sad dog


When my seven year old boy tells me he’s not clever, my heart aches with the knowledge of all that he CAN do but doesn’t realise it or it probably isn’t valued so much in the school arena.

He can run the fastest in his class, control a football with stupendous ease, make everyone he comes into contact with laugh with his perfectly timed humour, compile an amazing Power point or Keynote presentation unaided, put together complicated models and fix the hinges on the kitchen cupboards by analysing and solving the problem (all on his own).

These are just a few examples of how clever he is, but his self esteem when he talks about his learning is pretty low. Reading didn’t come that easily to him, I know he compares himself to his class mates and his twin sister, she found learning to read easy and this self comparison can be a common theme among twins, we’ve always been careful not to compare them, but they do inevitably compare themselves.

The emphasis on ‘academic’ achievement in schools and society is huge I’ve noticed and I think it’s a shame.  Recently I was speaking to a lovely guy in his early twenties who is working for a landscaping company.  He said “I didn’t do well at school” and he hung his head slightly and gave me the impression that he thought he was the one at fault and somehow a bad person for it.  Somewhere these little boys are getting lost and it pains me.

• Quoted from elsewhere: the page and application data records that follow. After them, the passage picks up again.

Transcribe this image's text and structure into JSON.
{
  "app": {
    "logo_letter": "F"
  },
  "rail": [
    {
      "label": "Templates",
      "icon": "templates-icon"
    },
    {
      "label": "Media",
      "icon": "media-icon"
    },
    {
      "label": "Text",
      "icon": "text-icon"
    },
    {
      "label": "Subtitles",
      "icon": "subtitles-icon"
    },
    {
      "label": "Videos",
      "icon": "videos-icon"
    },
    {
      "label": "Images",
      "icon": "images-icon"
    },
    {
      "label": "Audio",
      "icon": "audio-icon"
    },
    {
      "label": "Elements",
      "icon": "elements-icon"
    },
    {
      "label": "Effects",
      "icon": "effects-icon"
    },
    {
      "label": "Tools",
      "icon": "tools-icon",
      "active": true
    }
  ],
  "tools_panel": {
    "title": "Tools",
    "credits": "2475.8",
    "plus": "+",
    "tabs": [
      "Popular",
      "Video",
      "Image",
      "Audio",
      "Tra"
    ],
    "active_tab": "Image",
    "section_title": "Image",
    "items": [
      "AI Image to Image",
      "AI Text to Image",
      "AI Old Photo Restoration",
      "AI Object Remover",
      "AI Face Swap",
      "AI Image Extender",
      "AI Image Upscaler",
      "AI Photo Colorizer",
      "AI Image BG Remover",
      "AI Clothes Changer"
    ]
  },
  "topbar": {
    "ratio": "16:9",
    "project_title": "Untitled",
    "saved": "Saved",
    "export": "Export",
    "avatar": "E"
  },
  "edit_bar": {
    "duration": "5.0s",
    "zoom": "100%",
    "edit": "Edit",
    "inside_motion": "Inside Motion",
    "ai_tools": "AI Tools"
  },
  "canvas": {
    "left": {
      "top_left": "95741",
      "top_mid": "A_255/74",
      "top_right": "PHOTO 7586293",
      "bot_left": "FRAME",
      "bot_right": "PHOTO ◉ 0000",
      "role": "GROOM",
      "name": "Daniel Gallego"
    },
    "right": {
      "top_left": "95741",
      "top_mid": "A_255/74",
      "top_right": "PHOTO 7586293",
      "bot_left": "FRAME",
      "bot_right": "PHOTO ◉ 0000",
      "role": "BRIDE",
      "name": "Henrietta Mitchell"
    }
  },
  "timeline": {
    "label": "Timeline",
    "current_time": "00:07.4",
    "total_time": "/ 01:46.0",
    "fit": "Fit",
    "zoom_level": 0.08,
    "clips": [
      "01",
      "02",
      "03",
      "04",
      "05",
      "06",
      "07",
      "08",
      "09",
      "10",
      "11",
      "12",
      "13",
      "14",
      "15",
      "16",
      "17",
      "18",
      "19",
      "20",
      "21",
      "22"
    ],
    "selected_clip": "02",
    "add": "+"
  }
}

Through fantastic teachers and a lot of research and effort on my part, or perhaps just with time, my son is now finding reading easier and beginning to enjoy it.

thumbs up, happyI really wanted to share with you this website I came across and a particular section I found to be uplifting and inspiring in relation to boys reading.  The guy in the video is one of life’s heroes.

Encouraging boys

Signature large

Leave a comment, I'd love to hear your thoughts